To lift a boat with a displacement of 10 thousand tons with the destruction it has, this is not like playing Russian roulette, this is suicide! In the process of lifting, the boat is guaranteed to fall apart and then the Norwegian Sea will be polluted for tens, or even hundreds of years ahead.

I dare to assert that the reactors on other submarines sunk in the Arctic seas have been damped. But the next alarm was sounded by the same Bellona representatives in St. Petersburg about the allegedly "leaking" reactor on the Soviet nuclear submarine K-159, which was flooded on August 30, 2003 while being towed for disposal. She rests near Kildin Island at a depth of 170 meters. After the accident with the K-159, the country's leadership and the Navy announced the need to raise the boat. But for technical reasons, the ascent was not carried out.

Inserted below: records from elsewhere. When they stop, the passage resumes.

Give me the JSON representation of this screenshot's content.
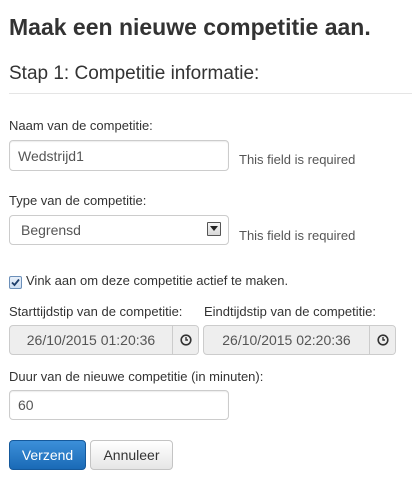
{
  "page": {
    "title": "Maak een nieuwe competitie aan.",
    "step_title": "Stap 1: Competitie informatie:"
  },
  "form": {
    "name": {
      "label": "Naam van de competitie:",
      "value": "Wedstrijd1",
      "help": "This field is required"
    },
    "type": {
      "label": "Type van de competitie:",
      "selected": "Begrensd",
      "help": "This field is required"
    },
    "active": {
      "label": "Vink aan om deze competitie actief te maken.",
      "checked": true
    },
    "start": {
      "label": "Starttijdstip van de competitie:",
      "value": "26/10/2015 01:20:36",
      "icon": "clock-icon"
    },
    "end": {
      "label": "Eindtijdstip van de competitie:",
      "value": "26/10/2015 02:20:36",
      "icon": "clock-icon"
    },
    "duration": {
      "label": "Duur van de nieuwe competitie (in minuten):",
      "value": "60"
    }
  },
  "buttons": {
    "submit": "Verzend",
    "cancel": "Annuleer"
  },
  "colors": {
    "primary": "#2a7bc8",
    "text": "#333333",
    "border": "#cccccc",
    "disabled_bg": "#eeeeee"
  }
}
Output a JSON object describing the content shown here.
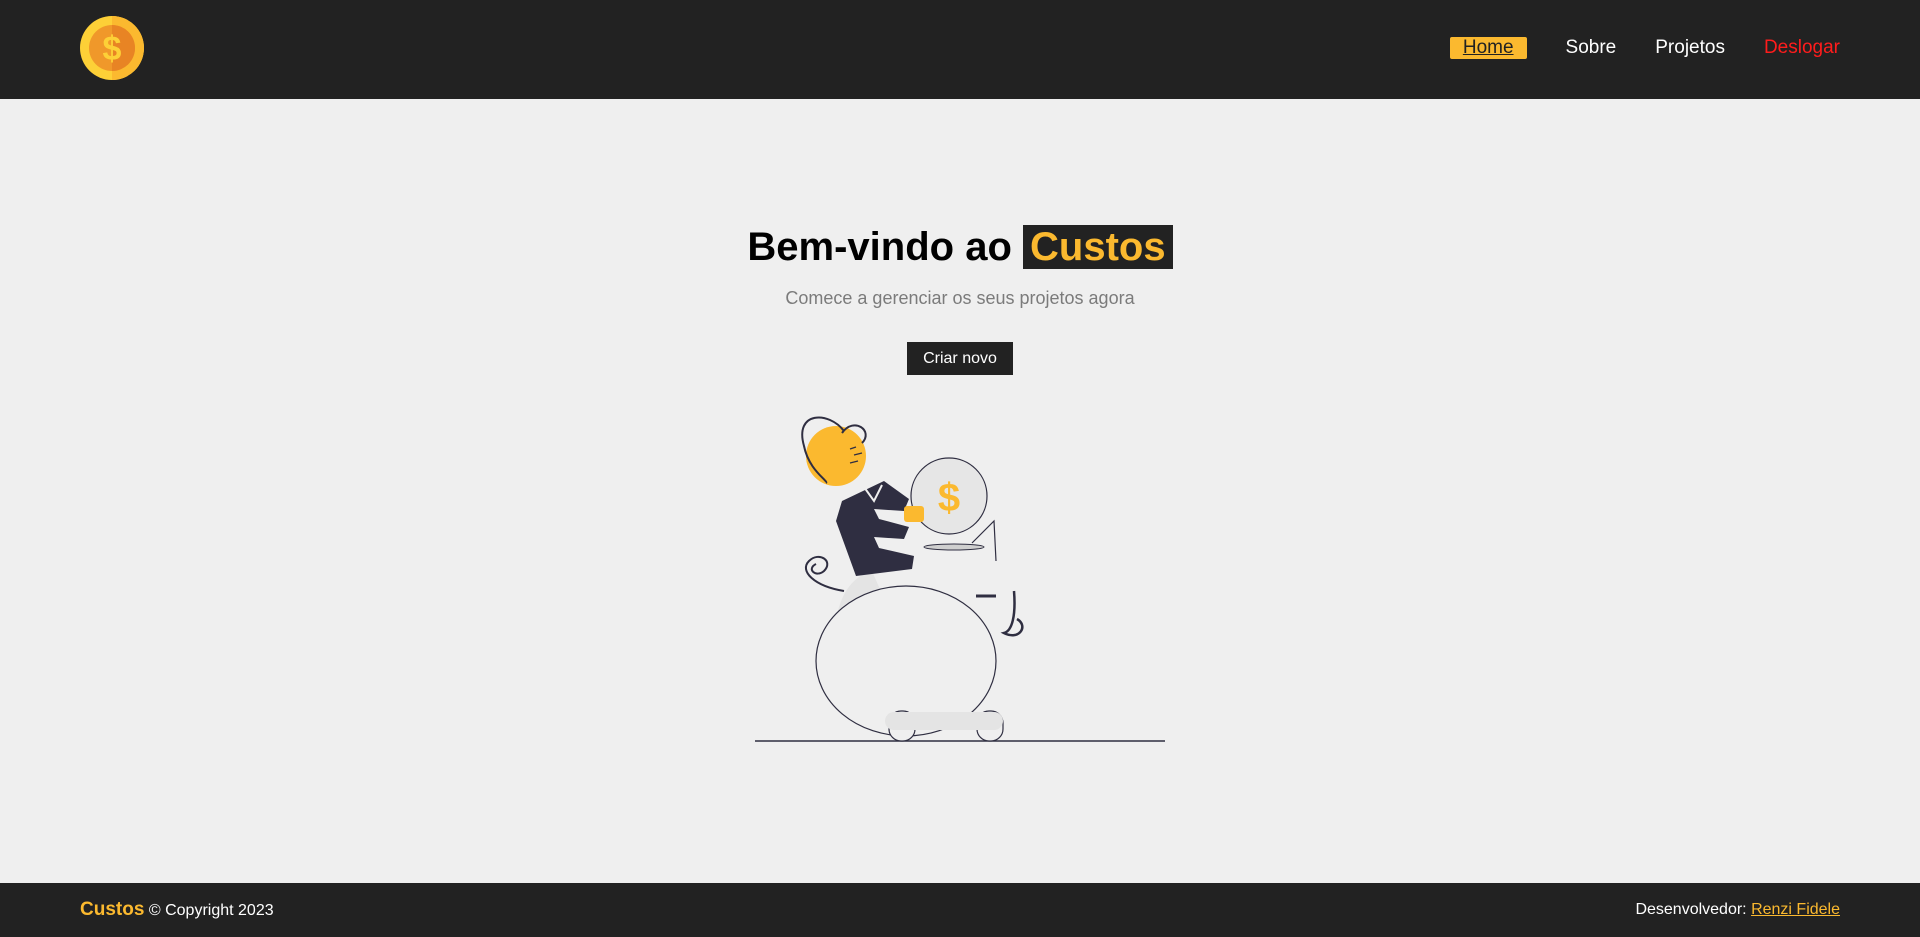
{
  "navbar": {
    "logo_icon": "dollar-coin-icon",
    "links": [
      {
        "label": "Home",
        "active": true
      },
      {
        "label": "Sobre"
      },
      {
        "label": "Projetos"
      },
      {
        "label": "Deslogar"
      }
    ]
  },
  "hero": {
    "title_prefix": "Bem-vindo ao",
    "title_brand": "Custos",
    "subtitle": "Comece a gerenciar os seus projetos agora",
    "cta_label": "Criar novo",
    "illustration_icon": "piggy-bank-savings-icon",
    "coin_symbol": "$"
  },
  "footer": {
    "brand": "Custos",
    "copyright": "© Copyright 2023",
    "developer_label": "Desenvolvedor:",
    "developer_name": "Renzi Fidele"
  },
  "colors": {
    "navbar_bg": "#222222",
    "accent": "#fbb92f",
    "logout": "#ff1c1c",
    "page_bg": "#efefef",
    "subtitle": "#7b7b7b"
  }
}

In September 2014, Russian and Norwegian scientists examined the K-159. With the help of a remote-controlled vehicle, an underwater video was made, which showed a submarine buried at the bottom of the Barents Sea. Express analysis of the samples showed that the radiation level was not exceeded. According to the most unfavorable forecasts, in this state it can lie for another 20-30 years.

Thus, there is no need to touch these underwater objects. It's like in the Russian proverb: "Don't wake up smartly while it is quiet!"

The only thing that can be done in the near future is to once again analyze the situation around the sunken nuclear submarines. It's like with the Chernobyl nuclear power plant - the process was shut down, the reactor was stopped, now we need to monitor the situation and build up protection.

Modern means will not allow raising huge nuclear submarines without negative consequences. Even if such an opportunity arises, then, for sure, it will be an extremely expensive operation, which, for various reasons, cannot be carried out. In any case, at the current stage of development of science and technology. In addition, what to do with the raised radioactive trash? How much will the treasury cost its disposal or storage?

When I headed the Committee, Norwegian Deputy Foreign Minister Thor Norendal came to me, who demanded an official document on behalf of the Russian government that we would not touch the Komsomolets submarine. Now, they say, she lies and does not do much harm. But in the process of raising it, you will spoil the sea for us, and Norway will incur colossal losses: we will lose fisheries, fishing shipbuilding, unemployment will begin, and so on. I replied that I agree to sign such a paper, but in exchange for another: we undertake not to touch the nuclear submarine, and Norway will have no claims against Russia when it "flows". The question was settled ...

It seems to me that the Belunovites and their Western patrons have only one goal - to once again inflict reputational and economic damage to Russia. Now a very serious struggle for the Arctic is unfolding, and the time has come to plunge our country into another adventure and an international scandal.

The expectation is that in the process of raising ships, pollution will begin, for example, in the Norwegian Sea, and we will fall into financial bondage. Then they will demand such an indemnity from us, they will impose such fines that we will never pay off. And Russia will not have time to develop the Arctic, - said Tengiz Borisov.